On the fence about buying a belt or a wrap? Still have questions about powerlifting equipment? Here are the most commonly asked questions about powerlifting gear:
1. Do I Really Need Powerlifting Equipment?
Powerlifting equipment isn’t required to get started in the sport. With that said, if your goal is to set new personal records, compete, and attend meetups over the long-term, you’ll want to make the investment in powerlifting equipment.
There are too many benefits not to do so. From better performance to safer form and execution, adding powerlifting equipment to your collection is going help you achieve your fitness goals.
2. How Often Should I Wash My Powerlifting Equipment?
This is going to depend on what type of equipment you purchase but in general, if your workout leaves you covered in sweat and chalk dust, you’re going to need to wash them more frequently.
We would not recommend putting any powerlifting equipment in with your usual laundry. Instead, you should handwash your gear and let it air dry.
If you want to naturally kill the bacteria, you can use a diluted white vinegar solution in combination with the laundry soap. Just let it soak for a bit before rinsing.
Handwashing will significantly extend the life of your powerlifting equipment.
3. Should I Wear My Powerlifting Equipment for the Entire Workout?
No, there is no single piece of powerlifting equipment that we would recommend wearing for the entire workout.
The idea behind selectively wearing powerlifting equipment has to do with avoiding building a dependency on the gear.
You’ll wear some pieces of equipment for some of the workout. Here’s a quick checklist of when we would recommend wearing the powerlifting equipment throughout your workout:
- Sleeves: Warm-up and cool-down
- Wraps: Heavy working sets only
- Belts: Heavy working sets only
- Straps: Heavy working sets only
It’s important to remember that you want to improve your natural and raw lifting strength first then use equipment that can give you that extra edge during your workouts.
4. Can I Use Powerlifting Equipment if I Have Prior Injuries?
Definitely! In fact, powerlifting equipment is highly recommended for those who have prior issues especially with knees and elbows.
Knee and elbow sleeves, for example, help to warm up the working muscles and connective tissue. What’s more, the pressure they put on your elbows and knees helps to alleviate soreness and pain.
Belts help to stabilize your spine and strengthen your core, which decreases your risk of injury and alleviates soreness.
5. Will My Powerlifting Equipment Stretch Out and Become Too Loose?
Wraps and belts will not stretch out and become too loose. There is a chance that your sleeves will become loose over time but only if you don’t properly care for them.
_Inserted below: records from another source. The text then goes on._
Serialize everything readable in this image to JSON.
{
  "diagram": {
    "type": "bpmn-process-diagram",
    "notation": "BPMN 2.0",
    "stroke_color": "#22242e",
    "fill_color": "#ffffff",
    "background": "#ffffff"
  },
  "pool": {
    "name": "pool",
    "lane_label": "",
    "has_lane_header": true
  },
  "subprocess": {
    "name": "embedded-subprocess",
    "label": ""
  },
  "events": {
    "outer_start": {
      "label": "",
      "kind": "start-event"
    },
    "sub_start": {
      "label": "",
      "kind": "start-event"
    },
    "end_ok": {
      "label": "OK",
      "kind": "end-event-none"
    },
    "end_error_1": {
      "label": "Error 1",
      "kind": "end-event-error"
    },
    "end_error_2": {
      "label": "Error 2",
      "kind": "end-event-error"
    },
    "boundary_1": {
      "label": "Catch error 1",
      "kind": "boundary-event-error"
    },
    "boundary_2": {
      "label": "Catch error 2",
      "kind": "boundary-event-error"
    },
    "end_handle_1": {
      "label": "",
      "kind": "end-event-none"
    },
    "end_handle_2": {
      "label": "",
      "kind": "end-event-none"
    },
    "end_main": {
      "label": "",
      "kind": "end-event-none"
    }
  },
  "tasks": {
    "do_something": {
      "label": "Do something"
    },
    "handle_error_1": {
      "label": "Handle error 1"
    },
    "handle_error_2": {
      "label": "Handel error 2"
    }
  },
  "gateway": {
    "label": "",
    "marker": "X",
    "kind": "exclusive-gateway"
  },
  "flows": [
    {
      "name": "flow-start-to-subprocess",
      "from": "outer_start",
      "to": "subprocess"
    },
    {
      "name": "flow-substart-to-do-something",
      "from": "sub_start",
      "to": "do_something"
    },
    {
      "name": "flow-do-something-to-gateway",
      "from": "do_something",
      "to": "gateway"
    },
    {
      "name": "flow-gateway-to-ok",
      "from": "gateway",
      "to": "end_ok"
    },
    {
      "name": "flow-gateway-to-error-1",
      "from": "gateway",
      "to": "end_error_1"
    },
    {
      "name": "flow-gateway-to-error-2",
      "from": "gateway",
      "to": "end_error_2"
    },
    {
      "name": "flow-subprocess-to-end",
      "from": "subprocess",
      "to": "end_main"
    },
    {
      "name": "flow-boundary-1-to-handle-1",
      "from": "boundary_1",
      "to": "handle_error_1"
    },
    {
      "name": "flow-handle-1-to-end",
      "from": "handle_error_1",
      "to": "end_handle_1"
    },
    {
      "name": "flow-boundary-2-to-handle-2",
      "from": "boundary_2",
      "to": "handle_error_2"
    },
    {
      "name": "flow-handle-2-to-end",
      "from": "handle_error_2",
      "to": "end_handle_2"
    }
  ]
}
As we mentioned above, you want to handwash and air dry your knee and elbow sleeves. Do not buy a size that’s too small as this will also contribute to the sleeve being stretched out sooner than it should.
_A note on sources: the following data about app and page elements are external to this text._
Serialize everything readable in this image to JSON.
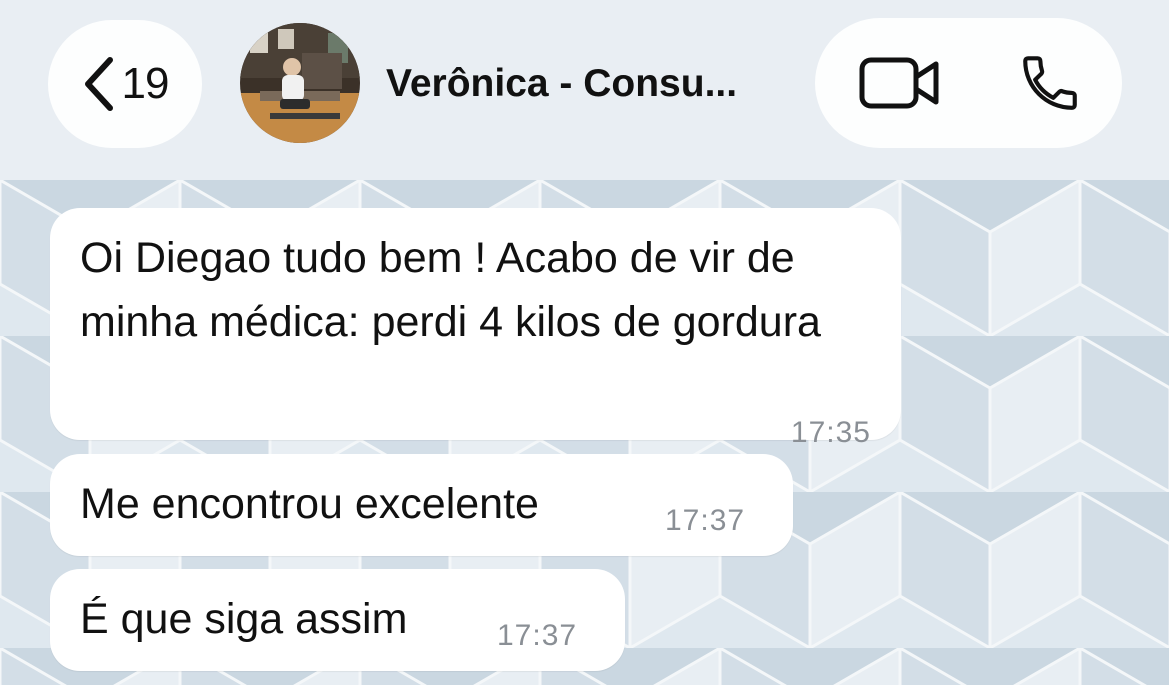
{
  "header": {
    "back_count": "19",
    "contact_name": "Verônica - Consu...",
    "icons": {
      "back": "chevron-left-icon",
      "video": "video-camera-icon",
      "call": "phone-icon"
    }
  },
  "messages": [
    {
      "text": "Oi Diegao tudo bem ! Acabo de vir de minha médica: perdi 4 kilos de gordura",
      "time": "17:35"
    },
    {
      "text": "Me encontrou excelente",
      "time": "17:37"
    },
    {
      "text": "É que siga assim",
      "time": "17:37"
    }
  ],
  "colors": {
    "header_bg": "#e9eef3",
    "chat_bg": "#dfe8ef",
    "bubble_bg": "#ffffff",
    "timestamp": "#8a8f95"
  }
}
Powerlifting Equipment: Better Performance, Safer Workouts
There’s a reason that powerlifting equipment is so popular: it’s proven to work.
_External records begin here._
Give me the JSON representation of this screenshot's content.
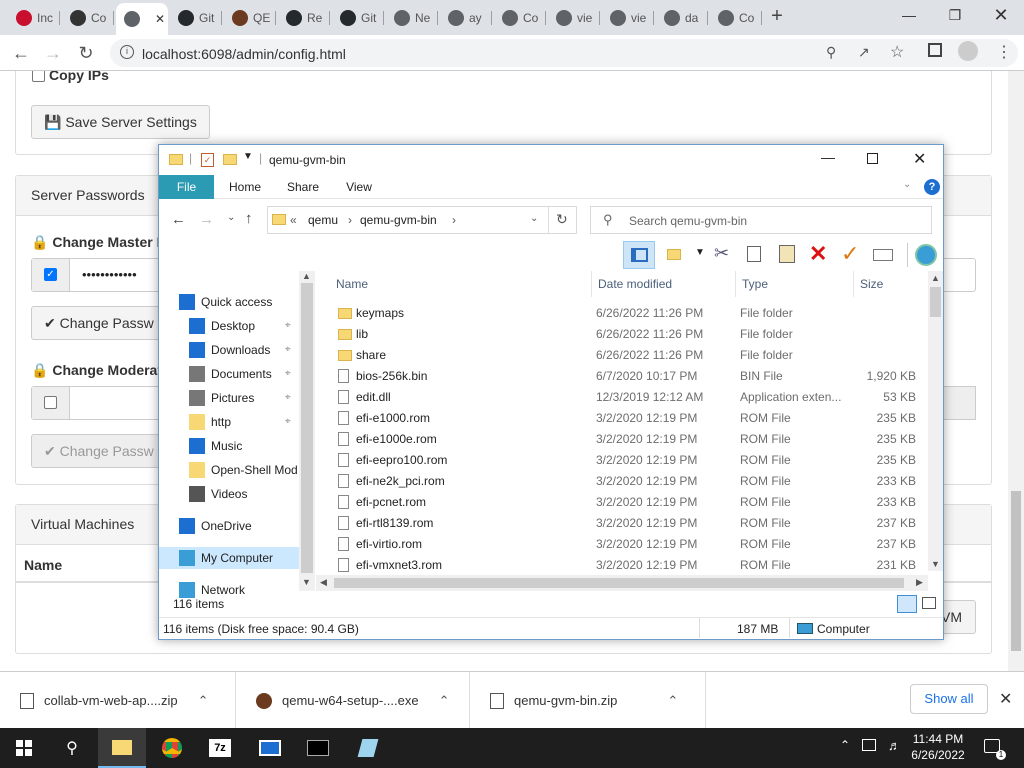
{
  "browser": {
    "tabs": [
      {
        "label": "Inc",
        "icon": "red-a-icon"
      },
      {
        "label": "Co",
        "icon": "user-shield-icon"
      },
      {
        "label": "",
        "icon": "globe-icon"
      },
      {
        "label": "Git",
        "icon": "github-icon"
      },
      {
        "label": "QE",
        "icon": "qemu-icon"
      },
      {
        "label": "Re",
        "icon": "github-icon"
      },
      {
        "label": "Git",
        "icon": "github-icon"
      },
      {
        "label": "Ne",
        "icon": "globe-icon"
      },
      {
        "label": "ay",
        "icon": "globe-icon"
      },
      {
        "label": "Co",
        "icon": "globe-icon"
      },
      {
        "label": "vie",
        "icon": "globe-icon"
      },
      {
        "label": "vie",
        "icon": "globe-icon"
      },
      {
        "label": "da",
        "icon": "globe-icon"
      },
      {
        "label": "Co",
        "icon": "globe-icon"
      }
    ],
    "url": "localhost:6098/admin/config.html"
  },
  "page": {
    "copy_ips": "Copy IPs",
    "save_server": "Save Server Settings",
    "server_passwords": "Server Passwords",
    "change_master": "Change Master F",
    "master_password_mask": "••••••••••••",
    "change_password_btn": "Change Passw",
    "change_moderator": "Change Moderat",
    "change_password_btn2": "Change Passw",
    "virtual_machines": "Virtual Machines",
    "col_name": "Name",
    "vm_btn": "VM"
  },
  "explorer": {
    "title": "qemu-gvm-bin",
    "ribbon_tabs": [
      "File",
      "Home",
      "Share",
      "View"
    ],
    "breadcrumb": [
      "«",
      "qemu",
      "›",
      "qemu-gvm-bin",
      "›"
    ],
    "search_placeholder": "Search qemu-gvm-bin",
    "nav": [
      {
        "label": "Quick access",
        "icon": "star-icon"
      },
      {
        "label": "Desktop",
        "icon": "desktop-icon"
      },
      {
        "label": "Downloads",
        "icon": "download-icon"
      },
      {
        "label": "Documents",
        "icon": "documents-icon"
      },
      {
        "label": "Pictures",
        "icon": "pictures-icon"
      },
      {
        "label": "http",
        "icon": "folder-icon"
      },
      {
        "label": "Music",
        "icon": "music-icon"
      },
      {
        "label": "Open-Shell Mod",
        "icon": "folder-icon"
      },
      {
        "label": "Videos",
        "icon": "videos-icon"
      },
      {
        "label": "OneDrive",
        "icon": "cloud-icon"
      },
      {
        "label": "My Computer",
        "icon": "computer-icon"
      },
      {
        "label": "Network",
        "icon": "network-icon"
      }
    ],
    "columns": [
      "Name",
      "Date modified",
      "Type",
      "Size"
    ],
    "files": [
      {
        "name": "keymaps",
        "date": "6/26/2022 11:26 PM",
        "type": "File folder",
        "size": "",
        "folder": true
      },
      {
        "name": "lib",
        "date": "6/26/2022 11:26 PM",
        "type": "File folder",
        "size": "",
        "folder": true
      },
      {
        "name": "share",
        "date": "6/26/2022 11:26 PM",
        "type": "File folder",
        "size": "",
        "folder": true
      },
      {
        "name": "bios-256k.bin",
        "date": "6/7/2020 10:17 PM",
        "type": "BIN File",
        "size": "1,920 KB",
        "folder": false
      },
      {
        "name": "edit.dll",
        "date": "12/3/2019 12:12 AM",
        "type": "Application exten...",
        "size": "53 KB",
        "folder": false
      },
      {
        "name": "efi-e1000.rom",
        "date": "3/2/2020 12:19 PM",
        "type": "ROM File",
        "size": "235 KB",
        "folder": false
      },
      {
        "name": "efi-e1000e.rom",
        "date": "3/2/2020 12:19 PM",
        "type": "ROM File",
        "size": "235 KB",
        "folder": false
      },
      {
        "name": "efi-eepro100.rom",
        "date": "3/2/2020 12:19 PM",
        "type": "ROM File",
        "size": "235 KB",
        "folder": false
      },
      {
        "name": "efi-ne2k_pci.rom",
        "date": "3/2/2020 12:19 PM",
        "type": "ROM File",
        "size": "233 KB",
        "folder": false
      },
      {
        "name": "efi-pcnet.rom",
        "date": "3/2/2020 12:19 PM",
        "type": "ROM File",
        "size": "233 KB",
        "folder": false
      },
      {
        "name": "efi-rtl8139.rom",
        "date": "3/2/2020 12:19 PM",
        "type": "ROM File",
        "size": "237 KB",
        "folder": false
      },
      {
        "name": "efi-virtio.rom",
        "date": "3/2/2020 12:19 PM",
        "type": "ROM File",
        "size": "237 KB",
        "folder": false
      },
      {
        "name": "efi-vmxnet3.rom",
        "date": "3/2/2020 12:19 PM",
        "type": "ROM File",
        "size": "231 KB",
        "folder": false
      }
    ],
    "item_count": "116 items",
    "status_left": "116 items (Disk free space: 90.4 GB)",
    "status_size": "187 MB",
    "status_location": "Computer"
  },
  "downloads": {
    "items": [
      {
        "name": "collab-vm-web-ap....zip"
      },
      {
        "name": "qemu-w64-setup-....exe"
      },
      {
        "name": "qemu-gvm-bin.zip"
      }
    ],
    "show_all": "Show all"
  },
  "taskbar": {
    "time": "11:44 PM",
    "date": "6/26/2022"
  }
}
Numerous studies have demonstrated the value of powerlifting equipment for improving performance and keeping you out of harm’s way.
While it’s important to progress your natural strength and lifting ability, you’ll eventually find yourself under a heavy barbell and you’ll need support. That’s where powerlifting equipment can help.
If you’re serious about making powerlifting a lifelong fitness career, then you’ll want to invest in elite-quality equipment. Check out the Iron Bull Strength powerlifting collection for all your equipment needs.
- Harman EA, Rosenstein RM, Frykman PN, Nigro GA. Effects of a belt on intra-abdominal pressure during weight lifting. Med Sci Sports Exerc. 1989;21(2):186-190.
- Lake JP, Carden PJ, Shorter KA. Wearing knee wraps affects mechanical output and performance characteristics of back squat exercise. J Strength Cond Res. 2012;26(10):2844-2849. doi:10.1519/JSC.0b013e3182429840.
- Hooper DR, Dulkis LL, Secola PJ, et al. Roles of an Upper-Body Compression Garment on Athletic Performances. J Strength Cond Res. 2015;29(9):2655-2660. doi:10.1519/JSC.0000000000000909.